1. Ancient Roots of Evergreens
The use of evergreen plants, including conifer trees like pines, spruces, and firs, in winter celebrations predates the Christian holiday of Christmas. Ancient cultures, including the Egyptians, Romans, and Celts, revered evergreen plants for their ability to stay green and vibrant even in the harshest winter months. They symbolized life, renewal, and the promise of spring.
2. Early Christian Symbolism
When Christianity began to spread, early Christians adopted the use of evergreen plants in their celebrations. The triangular shape of conifers was seen as a representation of the Holy Trinity, and the evergreen nature of the trees was associated with eternal life and the promise of salvation.
3. St. Boniface and the Legend of the Oak
Legend has it that in the 8th century, St. Boniface, an English missionary, came across a group of pagans in Germany who were preparing to sacrifice a child under a sacred oak tree. In an act of bravery, St. Boniface intervened, cutting down the oak tree with one swing of his axe. To his surprise, a young fir tree sprouted from the stump. He declared it a symbol of Christ’s victory over paganism and adopted it as a representation of the Christian faith.
4. The Paradise Tree
In the Middle Ages, a popular form of medieval drama called the “Mystery Play” depicted biblical stories, including the story of Adam and Eve. The “Paradise Tree,” typically a fir tree adorned with apples, was used to represent the Garden of Eden. Over time, these trees became a focal point of holiday celebrations.
5. Martin Luther’s Influence
In the 16th century, Martin Luther, the Protestant reformer, is said to have been inspired by the stars twinkling through the branches of evergreen trees. He brought a tree into his home, adorned it with candles, and shared the story of Christ’s birth with his family, thus beginning the tradition of the Christmas tree.

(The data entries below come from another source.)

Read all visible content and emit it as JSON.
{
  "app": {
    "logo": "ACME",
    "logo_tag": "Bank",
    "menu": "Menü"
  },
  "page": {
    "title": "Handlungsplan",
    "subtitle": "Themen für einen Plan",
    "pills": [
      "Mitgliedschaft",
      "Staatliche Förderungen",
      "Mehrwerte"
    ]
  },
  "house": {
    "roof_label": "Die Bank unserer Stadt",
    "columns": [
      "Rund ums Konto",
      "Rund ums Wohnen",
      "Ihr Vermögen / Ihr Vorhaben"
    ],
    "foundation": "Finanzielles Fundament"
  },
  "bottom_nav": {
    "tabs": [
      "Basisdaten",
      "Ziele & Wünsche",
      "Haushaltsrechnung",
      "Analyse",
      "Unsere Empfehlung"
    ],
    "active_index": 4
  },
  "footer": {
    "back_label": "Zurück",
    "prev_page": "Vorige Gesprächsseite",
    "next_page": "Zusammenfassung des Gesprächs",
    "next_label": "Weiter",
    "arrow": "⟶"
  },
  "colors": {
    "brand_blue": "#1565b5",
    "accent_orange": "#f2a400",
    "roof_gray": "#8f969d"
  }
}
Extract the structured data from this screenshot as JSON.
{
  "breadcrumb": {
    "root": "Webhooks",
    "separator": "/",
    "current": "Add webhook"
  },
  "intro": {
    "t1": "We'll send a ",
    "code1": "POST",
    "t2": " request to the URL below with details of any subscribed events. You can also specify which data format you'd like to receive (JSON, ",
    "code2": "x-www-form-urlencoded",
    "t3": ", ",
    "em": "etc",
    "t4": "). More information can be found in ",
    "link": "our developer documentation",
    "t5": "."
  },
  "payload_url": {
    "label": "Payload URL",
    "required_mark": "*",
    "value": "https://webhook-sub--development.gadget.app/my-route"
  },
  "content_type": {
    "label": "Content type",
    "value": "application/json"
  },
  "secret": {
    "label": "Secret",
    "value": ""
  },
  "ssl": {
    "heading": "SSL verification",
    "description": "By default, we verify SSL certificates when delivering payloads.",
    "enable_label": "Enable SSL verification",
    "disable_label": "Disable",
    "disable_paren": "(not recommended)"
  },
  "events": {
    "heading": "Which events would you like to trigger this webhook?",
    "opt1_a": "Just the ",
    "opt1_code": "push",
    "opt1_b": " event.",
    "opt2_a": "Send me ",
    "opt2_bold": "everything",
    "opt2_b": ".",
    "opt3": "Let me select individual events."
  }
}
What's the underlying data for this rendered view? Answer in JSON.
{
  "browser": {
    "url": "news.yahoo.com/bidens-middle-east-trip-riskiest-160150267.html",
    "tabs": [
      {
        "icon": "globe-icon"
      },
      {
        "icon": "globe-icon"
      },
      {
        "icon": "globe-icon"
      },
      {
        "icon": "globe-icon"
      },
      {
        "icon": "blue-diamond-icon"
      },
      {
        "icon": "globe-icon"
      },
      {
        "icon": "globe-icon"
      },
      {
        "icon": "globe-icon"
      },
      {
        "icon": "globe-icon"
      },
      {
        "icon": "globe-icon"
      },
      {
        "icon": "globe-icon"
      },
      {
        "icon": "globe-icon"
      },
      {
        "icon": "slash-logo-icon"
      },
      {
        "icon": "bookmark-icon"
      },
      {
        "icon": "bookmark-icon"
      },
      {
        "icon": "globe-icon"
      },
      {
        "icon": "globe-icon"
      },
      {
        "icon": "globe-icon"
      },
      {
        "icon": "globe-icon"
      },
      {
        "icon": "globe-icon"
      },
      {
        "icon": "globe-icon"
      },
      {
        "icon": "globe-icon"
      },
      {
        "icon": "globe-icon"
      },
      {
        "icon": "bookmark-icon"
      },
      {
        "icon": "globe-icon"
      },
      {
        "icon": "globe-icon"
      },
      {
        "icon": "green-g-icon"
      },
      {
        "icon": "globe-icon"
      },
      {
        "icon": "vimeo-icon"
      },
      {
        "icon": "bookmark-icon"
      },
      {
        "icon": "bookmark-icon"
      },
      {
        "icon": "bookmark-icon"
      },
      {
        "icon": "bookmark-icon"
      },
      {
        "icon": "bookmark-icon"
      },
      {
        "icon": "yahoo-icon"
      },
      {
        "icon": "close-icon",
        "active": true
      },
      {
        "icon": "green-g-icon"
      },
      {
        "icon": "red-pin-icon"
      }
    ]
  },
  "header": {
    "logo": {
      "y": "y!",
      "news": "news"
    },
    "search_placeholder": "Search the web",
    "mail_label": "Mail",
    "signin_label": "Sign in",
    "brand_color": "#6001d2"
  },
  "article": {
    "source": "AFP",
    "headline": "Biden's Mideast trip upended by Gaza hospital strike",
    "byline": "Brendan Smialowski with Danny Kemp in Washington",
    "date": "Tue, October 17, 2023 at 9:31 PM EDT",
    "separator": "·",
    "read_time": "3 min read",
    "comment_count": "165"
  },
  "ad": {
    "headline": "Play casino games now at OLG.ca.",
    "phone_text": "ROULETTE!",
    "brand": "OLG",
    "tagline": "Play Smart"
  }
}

6. Royal Adoption and Global Spread
The Christmas tree gained popularity in the 18th and 19th centuries, especially among European royalty. Queen Victoria and Prince Albert, who had German roots, were famously depicted with their decorated Christmas tree in an illustration in the Illustrated London News in 1848. This image helped to popularize the traditional holiday tree throughout the English-speaking world.
The tradition of using conifer trees as Christmas trees is a testament to the enduring power of nature and its ability to inspire joy, hope, and unity across cultures and centuries. Today, as we gather around our decorated trees, let’s remember the rich history and symbolism they carry, and cherish the sense of renewal and everlasting life they bring to our holiday celebrations.